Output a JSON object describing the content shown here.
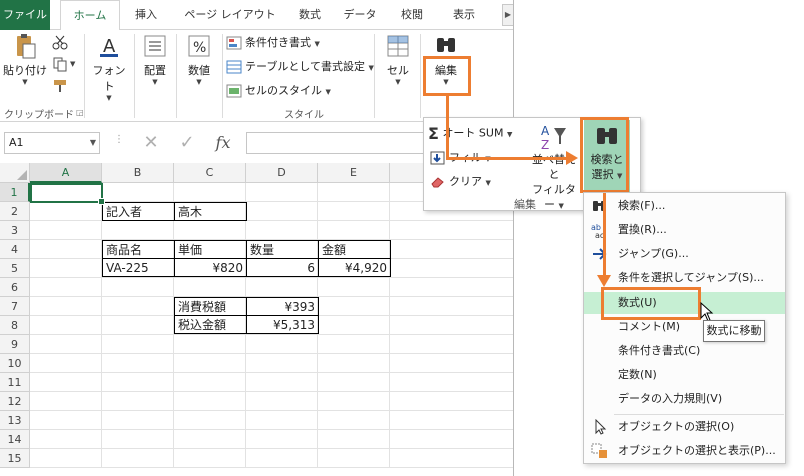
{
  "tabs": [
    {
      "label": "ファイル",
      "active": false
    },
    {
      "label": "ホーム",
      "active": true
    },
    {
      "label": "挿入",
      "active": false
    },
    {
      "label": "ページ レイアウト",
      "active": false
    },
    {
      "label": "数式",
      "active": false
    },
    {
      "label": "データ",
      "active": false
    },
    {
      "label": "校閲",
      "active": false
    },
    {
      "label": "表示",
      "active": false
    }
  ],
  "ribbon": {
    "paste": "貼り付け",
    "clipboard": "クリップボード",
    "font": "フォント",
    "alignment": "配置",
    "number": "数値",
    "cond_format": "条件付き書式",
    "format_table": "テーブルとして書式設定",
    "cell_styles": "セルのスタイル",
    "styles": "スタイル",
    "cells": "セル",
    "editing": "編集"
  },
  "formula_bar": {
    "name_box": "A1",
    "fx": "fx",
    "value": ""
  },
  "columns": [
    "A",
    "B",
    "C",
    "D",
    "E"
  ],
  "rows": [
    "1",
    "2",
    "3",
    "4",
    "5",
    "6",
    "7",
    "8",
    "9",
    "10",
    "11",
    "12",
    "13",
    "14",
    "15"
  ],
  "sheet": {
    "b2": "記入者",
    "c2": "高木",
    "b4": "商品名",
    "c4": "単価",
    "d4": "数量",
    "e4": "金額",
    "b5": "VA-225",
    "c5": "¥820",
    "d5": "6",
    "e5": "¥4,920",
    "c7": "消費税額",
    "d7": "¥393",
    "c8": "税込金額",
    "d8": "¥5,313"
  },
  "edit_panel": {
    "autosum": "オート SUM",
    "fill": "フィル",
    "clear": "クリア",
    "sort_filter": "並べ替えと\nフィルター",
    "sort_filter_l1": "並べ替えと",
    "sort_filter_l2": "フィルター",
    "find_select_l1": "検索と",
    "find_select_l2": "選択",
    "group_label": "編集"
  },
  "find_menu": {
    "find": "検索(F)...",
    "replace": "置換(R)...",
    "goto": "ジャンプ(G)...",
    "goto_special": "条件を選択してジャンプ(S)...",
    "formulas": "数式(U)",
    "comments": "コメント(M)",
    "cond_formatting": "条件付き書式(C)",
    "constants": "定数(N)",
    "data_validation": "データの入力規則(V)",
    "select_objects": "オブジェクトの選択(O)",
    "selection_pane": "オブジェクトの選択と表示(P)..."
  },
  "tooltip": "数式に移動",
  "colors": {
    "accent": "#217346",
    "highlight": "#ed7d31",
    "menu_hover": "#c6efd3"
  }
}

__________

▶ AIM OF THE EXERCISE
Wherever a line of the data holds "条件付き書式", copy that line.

▶ WRITTEN SOLUTION
    "cond_format": "条件付き書式",
    "cond_formatting": "条件付き書式(C)",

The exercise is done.